On Twitter he had apologised for what he called an unedited rant, but he needn’t have bothered. It still reads quite well and, anyway, a bit of passion in writing is a good thing. If you’re too lazy to click the link and read what he said for yourself, the gist is this – he hates the phrase ‘‘craft beer’’ intensely and pledges to never use the word craft again (unless as a proper noun, while referring to knitting or commenting on a sailing ship). Instead he will just call it beer.
I reckon it’s a cause to get behind. As I feel like a relative newbie – having only been drinking good beer for about two years and been geeky for it for the last year – I’ve been happy to call it craft beer. Because I didn’t want those more beer aware than I to laugh at my ignorance.
Which is part of what Luke is getting at – plenty of people seem to build up a sense of snobbishness about ‘‘craft beer’’, seeing themselves as above the ordinary beer drinker who is too stupid to know what’s good for them.
I agree with Luke. I too have secretly hated the term ‘‘craft beer’’. It’s clumsy, awkward and barely better than the odious ‘‘boutique beer’. I don’t know what ‘‘craft beer’’ means or how to define what is or isn’t craft beer. Hell, the industry itself can’t even decide who gets to call themselves a craft brewer, so how the hell am I supposed to know?
Anyway, if the industry did come up with a definition it wouldn’t mean a damn thing to me. Wouldn’t stop me from buying a beer that fell outside that definition because, when you get right down to it, I don’t like craft beer, I like good beer. And I don’t much care where it comes from.
To be honest, I don’t care all that much about big breweries trying to horn their way into the craft market. (with one exception – they can’t try and deceive the drinker by creating some fake brewery name to put on the label. If Anheuser-Busch is making the beer, they should be putting their name on the label). Nor could I muster much outrage when Little Creatures was bought out. I figured, ‘‘hey, lets actually wait and see what they do before we get all indignant’’.
So, like Luke, I’m not going to use the phrase any more either. As a signifier, ‘‘good’’ works better than ‘‘craft’’ anyway. I’ll tell people I like beer and if they want clarification beyond that, they can ask for it.
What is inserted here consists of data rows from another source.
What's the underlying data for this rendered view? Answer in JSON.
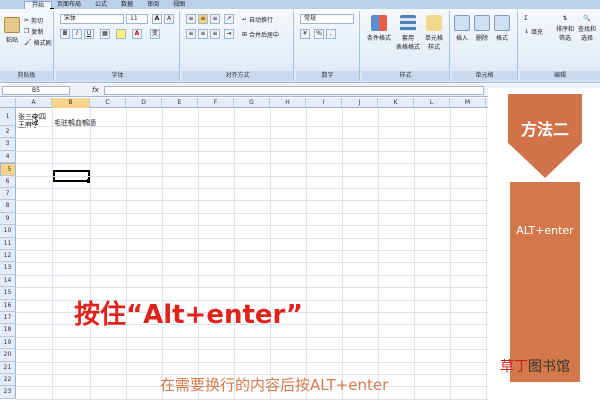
{
  "ribbon": {
    "tabs": [
      "开始",
      "插入",
      "页面布局",
      "公式",
      "数据",
      "审阅",
      "视图"
    ],
    "clipboard": {
      "paste": "粘贴",
      "cut": "剪切",
      "copy": "复制",
      "format_painter": "格式刷",
      "label": "剪贴板"
    },
    "font": {
      "name": "宋体",
      "size": "11",
      "bold": "B",
      "italic": "I",
      "underline": "U",
      "label": "字体",
      "grow": "A",
      "shrink": "A",
      "wen": "变"
    },
    "alignment": {
      "wrap_text": "自动换行",
      "merge_center": "合并后居中",
      "label": "对齐方式"
    },
    "number": {
      "format": "常规",
      "percent": "%",
      "comma": ",",
      "label": "数字"
    },
    "styles": {
      "conditional": "条件格式",
      "table": "套用\n表格格式",
      "cell_styles": "单元格\n样式",
      "label": "样式"
    },
    "cells": {
      "insert": "插入",
      "delete": "删除",
      "format": "格式",
      "label": "单元格"
    },
    "editing": {
      "fill": "填充",
      "sort_filter": "排序和\n筛选",
      "find_select": "查找和\n选择",
      "label": "编辑",
      "sigma": "Σ"
    }
  },
  "formula_bar": {
    "name_box": "B5",
    "fx": "fx"
  },
  "columns": [
    "A",
    "B",
    "C",
    "D",
    "E",
    "F",
    "G",
    "H",
    "I",
    "J",
    "K",
    "L",
    "M",
    "N",
    "O",
    "P"
  ],
  "rows": [
    "1",
    "2",
    "3",
    "4",
    "5",
    "6",
    "7",
    "8",
    "9",
    "10",
    "11",
    "12",
    "13",
    "14",
    "15",
    "16",
    "17",
    "18",
    "19",
    "20",
    "21",
    "22",
    "23"
  ],
  "cells": {
    "a1_line1": "张三李四",
    "a1_line2": "王麻子",
    "b1": "毛驻鹌血鹌肠"
  },
  "overlay": {
    "method": "方法二",
    "shortcut": "ALT+enter",
    "headline": "按住“Alt+enter”",
    "instruction": "在需要换行的内容后按ALT+enter",
    "watermark_red": "草丁",
    "watermark_black": "图书馆"
  },
  "colors": {
    "accent": "#d3784a",
    "headline": "#e0231b",
    "ribbon": "#dce8f6"
  }
}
I’m sure as hell not going tell them ‘‘I am a craft beer drinker’’. That’s a reference to a video I’d not heard of before reading about it in Luke’s post. For your amusement – or perhaps disgust – here it is in all its self-important, smug glory.
Incidentally, it seems that most of the people in that video work in the industry in some capacity. That’s pretty dishonest if you ask me, because they’re passing themselves off as merely consumers, rather than people with a financial stake. Could you imagine how angry beer geeks would be if Miller or Anheuser-Busch did something like that?
But more importantly I don’t see myself in this video at all. What I do see is a stack of pretentious, superior types who are convinced that their choice of beer somehow makes them a better person.
It’s a video that screams ‘‘I am better than you’’. A video that paints those who love good beer as elitist snobs and those who like mainstream beer as simple-minded fools who don’t know any better. A video that seems to say being a ‘‘craft beer drinker’’ is about style rather than substance. Just listen to the words they use to describe the beer they love – innovative, independent, collaborative, trendsetting, style, integrity, quality, boundary-pushing, non-conformist. All words that describe a beer’s image rather than its taste.
I don’t know about you, but I drink beer for the taste, not the image. And from now on, the beer I drink is ‘‘good’’, not ‘‘craft’’.